Today, early election results in Kuwait indicate that more than 30 of the 50 parliament seats have been secured by the opposition movement, which includes Islamists, liberals and independents, as well as youth groups who cite inspiration from the Arab protests that swept away longtime leaders. The snap elections were called for by Kuwait’s ruler, Sheikh Sabah al-Ahmad al-Sabah, in December. Al-Sabah dissolved the chamber in response to a” deepening political deadlock that has stymied reform and held up vital development projects.” The four female MPs who served in the previous parliament lost their seats, but Ayesh al-Rasheed, a journalist and 2009 candidate, felt “women wouldn’t have won the four seats in the last election had they not had government support.” The Liberals also lost three parliament seats out of their previous five. “There’s obviously more traction now for the opposition groups. You have kind of a momentum,” said Shahin Shamsabadi, senior adviser at the Risk Advisory Group.
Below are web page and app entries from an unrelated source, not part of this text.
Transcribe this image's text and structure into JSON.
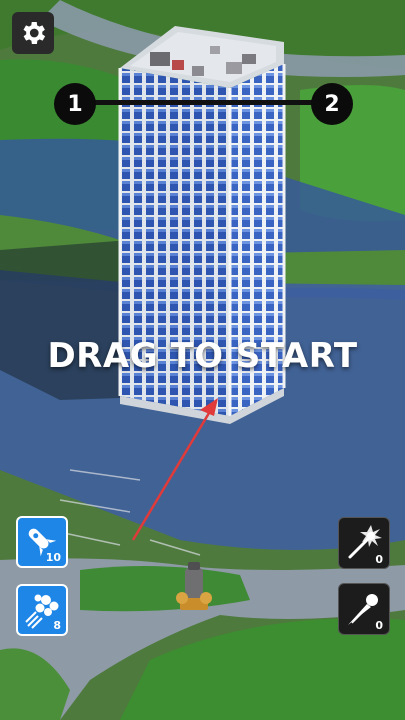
{
  "hud": {
    "settings_icon": "gear-icon",
    "level_progress": {
      "current_level": "1",
      "next_level": "2"
    },
    "prompt_text": "DRAG TO START"
  },
  "ammo": {
    "rocket": {
      "icon": "rocket-icon",
      "count": "10"
    },
    "cluster": {
      "icon": "cluster-balls-icon",
      "count": "8"
    }
  },
  "powerups": {
    "fire_wand": {
      "icon": "fire-wand-icon",
      "count": "0"
    },
    "meteor": {
      "icon": "meteor-icon",
      "count": "0"
    }
  },
  "colors": {
    "ammo_blue": "#1e86e6",
    "aim_arrow": "#e03a3a",
    "tower_glass": "#2a4fa8",
    "tower_frame": "#e8ecf0"
  }
}
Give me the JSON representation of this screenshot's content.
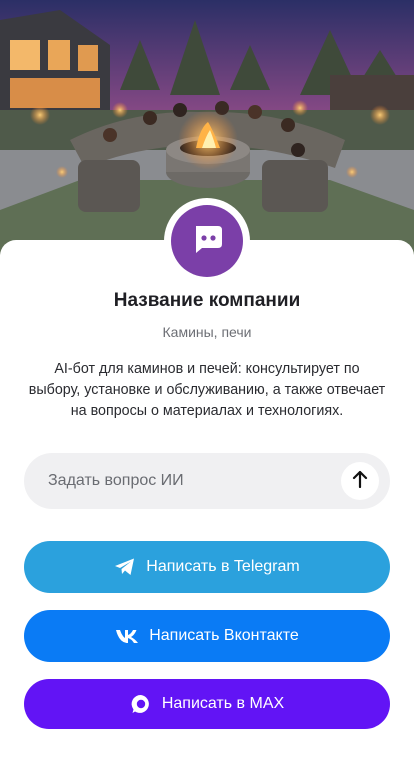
{
  "hero": {
    "image": "backyard-fire-pit-photo"
  },
  "company": {
    "avatar_icon": "chat-bot-icon",
    "avatar_color": "#7b3fa8",
    "name": "Название компании",
    "category": "Камины, печи",
    "description": "AI-бот для каминов и печей: консультирует по выбору, установке и обслуживанию, а также отвечает на вопросы о материалах и технологиях."
  },
  "ask": {
    "placeholder": "Задать вопрос ИИ",
    "value": "",
    "send_icon": "arrow-up-icon"
  },
  "buttons": {
    "telegram": {
      "label": "Написать в Telegram",
      "icon": "telegram-icon",
      "color": "#2ba1dd"
    },
    "vk": {
      "label": "Написать Вконтакте",
      "icon": "vk-icon",
      "color": "#0a7bf5"
    },
    "max": {
      "label": "Написать в MAX",
      "icon": "max-icon",
      "color": "#6214f5"
    }
  }
}
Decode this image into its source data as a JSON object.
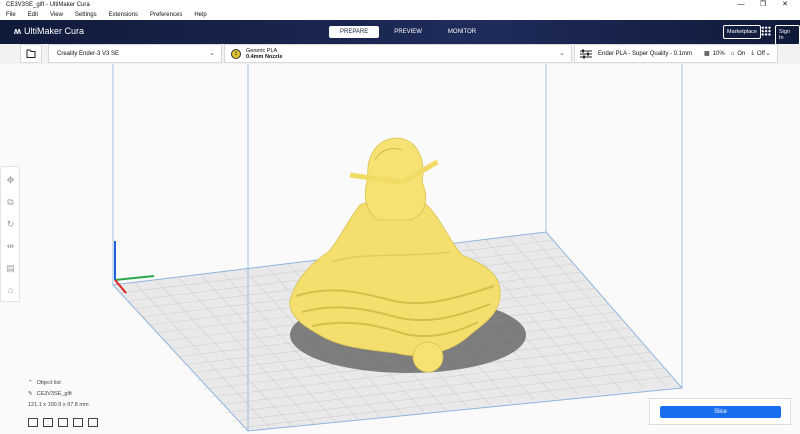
{
  "window": {
    "title": "CE3V3SE_gift - UltiMaker Cura",
    "controls": [
      "—",
      "❐",
      "✕"
    ]
  },
  "menu": [
    "File",
    "Edit",
    "View",
    "Settings",
    "Extensions",
    "Preferences",
    "Help"
  ],
  "header": {
    "logo": "UltiMaker Cura",
    "stages": [
      "PREPARE",
      "PREVIEW",
      "MONITOR"
    ],
    "active_stage": "PREPARE",
    "marketplace": "Marketplace",
    "signin": "Sign In"
  },
  "printer": {
    "name": "Creality Ender-3 V3 SE"
  },
  "material": {
    "slot": "1",
    "name": "Generic PLA",
    "nozzle": "0.4mm Nozzle",
    "color": "#e0c233"
  },
  "quality": {
    "profile": "Ender PLA - Super Quality - 0.1mm",
    "infill": "10%",
    "support": "On",
    "adhesion": "Off"
  },
  "objects": {
    "header": "Object list",
    "name": "CE3V3SE_gift",
    "dimensions": "121.1 x 100.9 x 97.8 mm"
  },
  "slice": {
    "label": "Slice"
  },
  "colors": {
    "model": "#f7e37a",
    "buildplate": "#ececec",
    "accent": "#196ef0",
    "header": "#19233b"
  }
}
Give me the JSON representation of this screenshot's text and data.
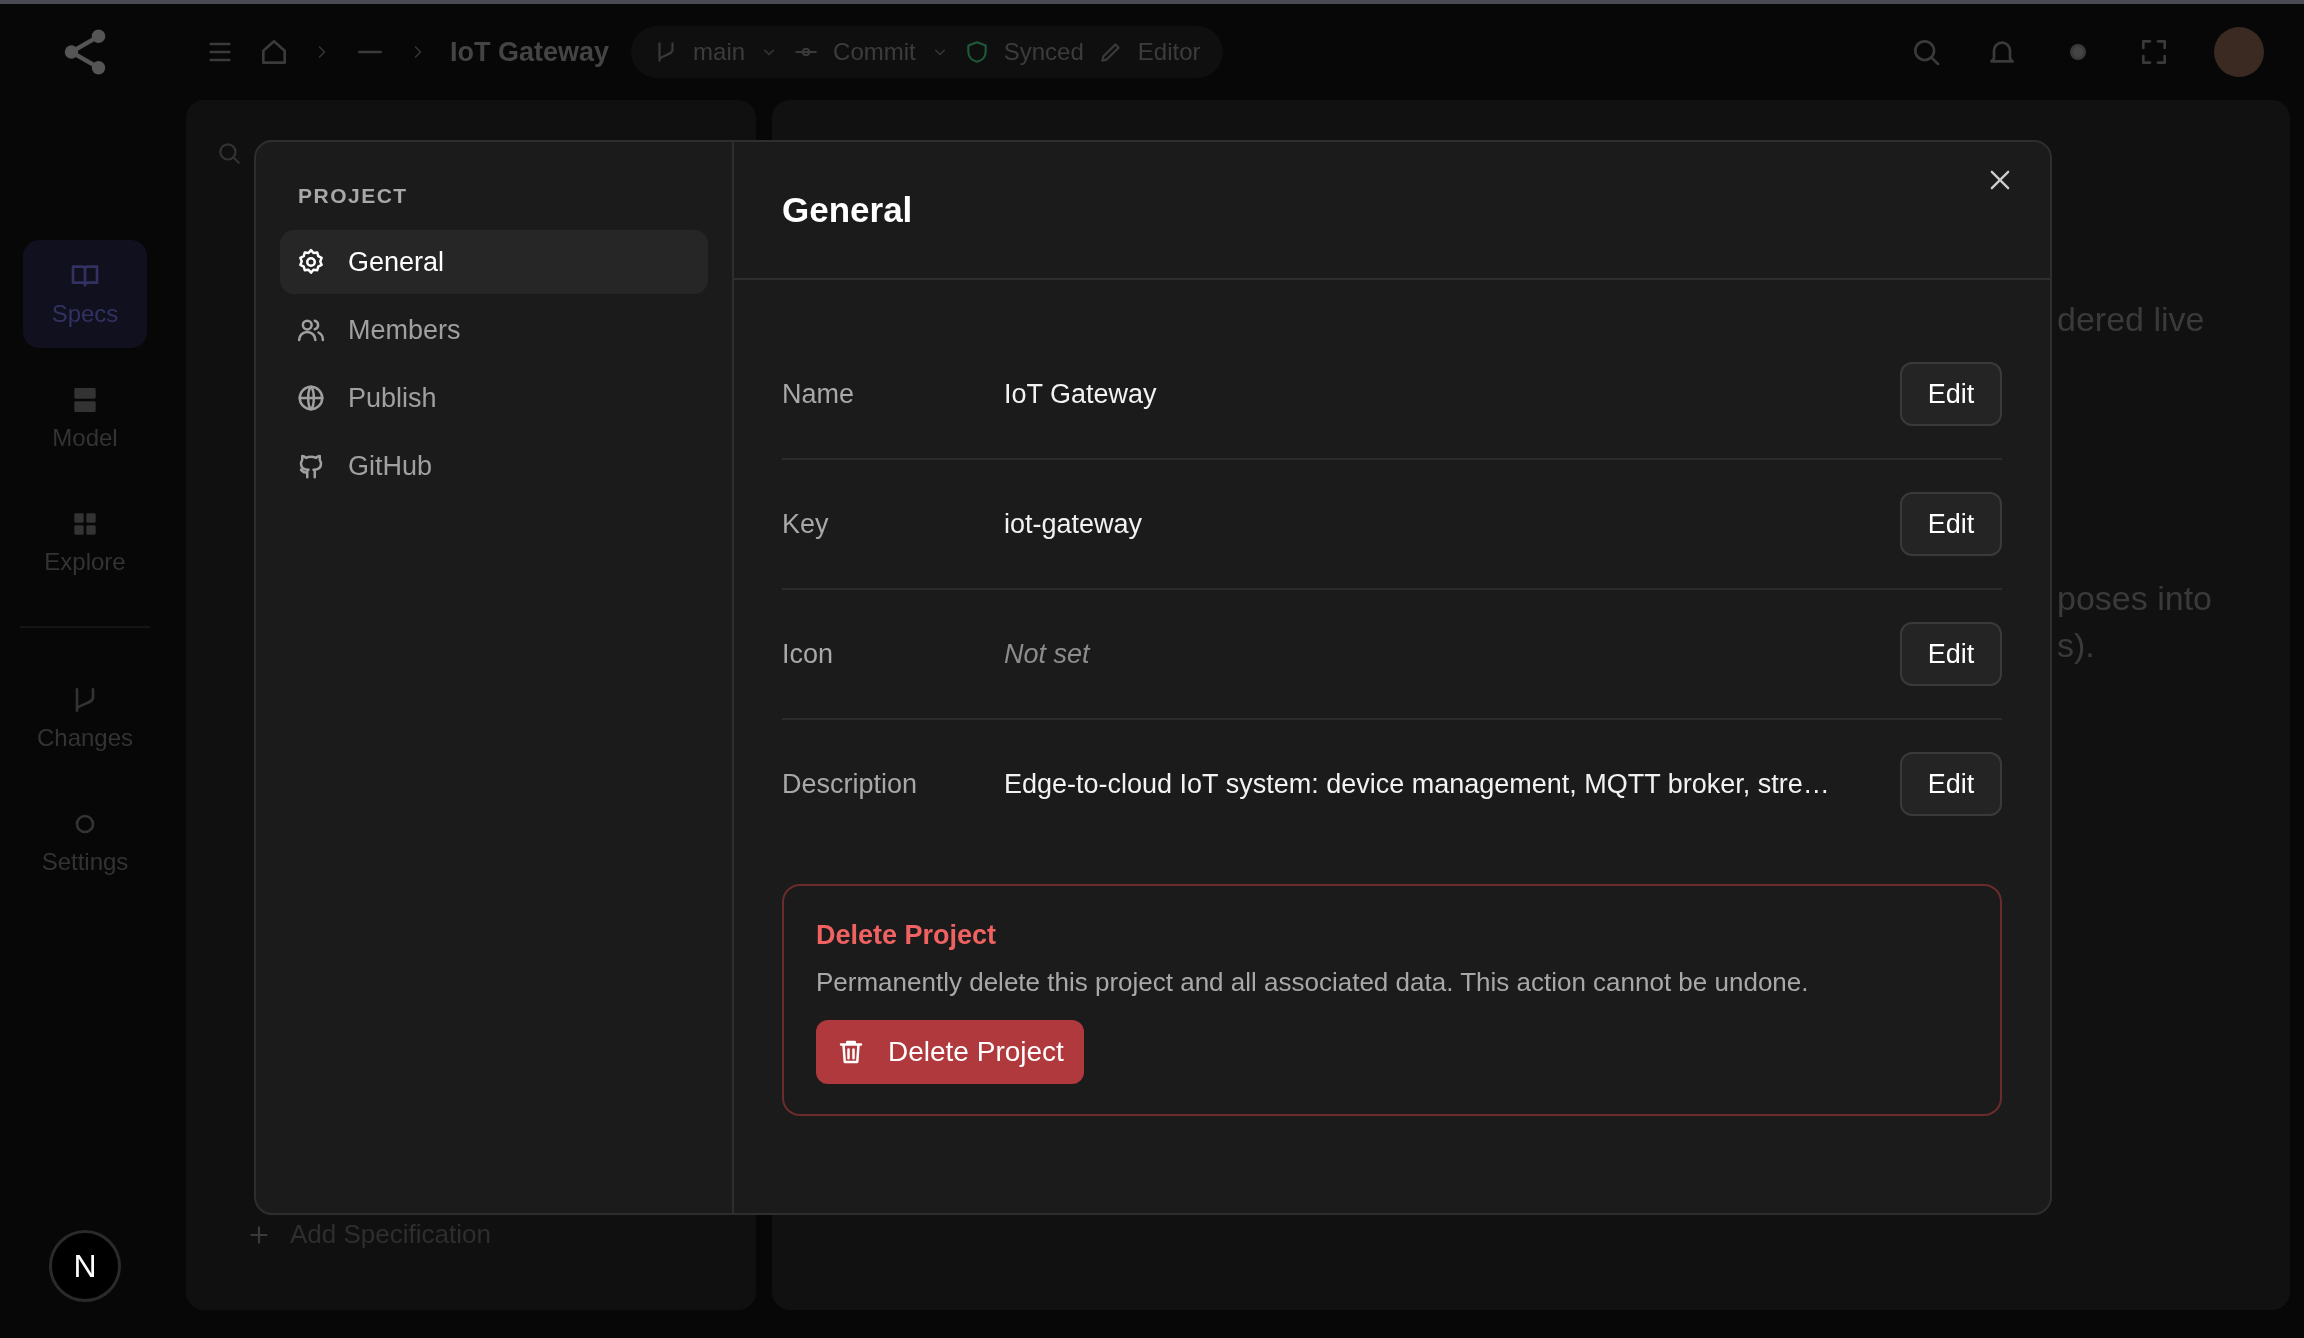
{
  "topbar": {
    "breadcrumb": "IoT Gateway",
    "branch": "main",
    "commit": "Commit",
    "sync": "Synced",
    "mode": "Editor"
  },
  "rail": {
    "items": [
      {
        "label": "Specs",
        "selected": true
      },
      {
        "label": "Model",
        "selected": false
      },
      {
        "label": "Explore",
        "selected": false
      },
      {
        "label": "Changes",
        "selected": false
      },
      {
        "label": "Settings",
        "selected": false
      }
    ],
    "badge": "N"
  },
  "spec_panel": {
    "add_label": "Add Specification"
  },
  "content_fragments": [
    "dered live",
    "poses into",
    "s)."
  ],
  "modal": {
    "section_label": "PROJECT",
    "nav": [
      {
        "label": "General",
        "selected": true
      },
      {
        "label": "Members",
        "selected": false
      },
      {
        "label": "Publish",
        "selected": false
      },
      {
        "label": "GitHub",
        "selected": false
      }
    ],
    "title": "General",
    "fields": [
      {
        "label": "Name",
        "value": "IoT Gateway",
        "empty": false,
        "action": "Edit"
      },
      {
        "label": "Key",
        "value": "iot-gateway",
        "empty": false,
        "action": "Edit"
      },
      {
        "label": "Icon",
        "value": "Not set",
        "empty": true,
        "action": "Edit"
      },
      {
        "label": "Description",
        "value": "Edge-to-cloud IoT system: device management, MQTT broker, stre…",
        "empty": false,
        "action": "Edit"
      }
    ],
    "danger": {
      "title": "Delete Project",
      "text": "Permanently delete this project and all associated data. This action cannot be undone.",
      "button": "Delete Project"
    }
  }
}
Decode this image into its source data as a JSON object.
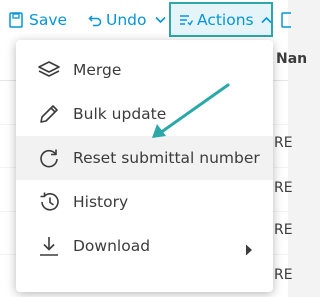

Sixty-two percent of Kuwaitis cast their vote on Thursday, this is up slightly from the 2009 election with 58 percent casting ballots. Kuwait’s rulers still retain full control over the country, but the parliament can challenge policies, initiate legislation, and bring no-confidence motions against officials. ”Meaningful constitutional reform is unlikely under the leadership of the current emir. However, after power transitions to a new generation, more deep-seated change is likely,” said Jamie Ingram, an analyst at Royal United Services Institute for Defence and Security Studies, based in Qatar.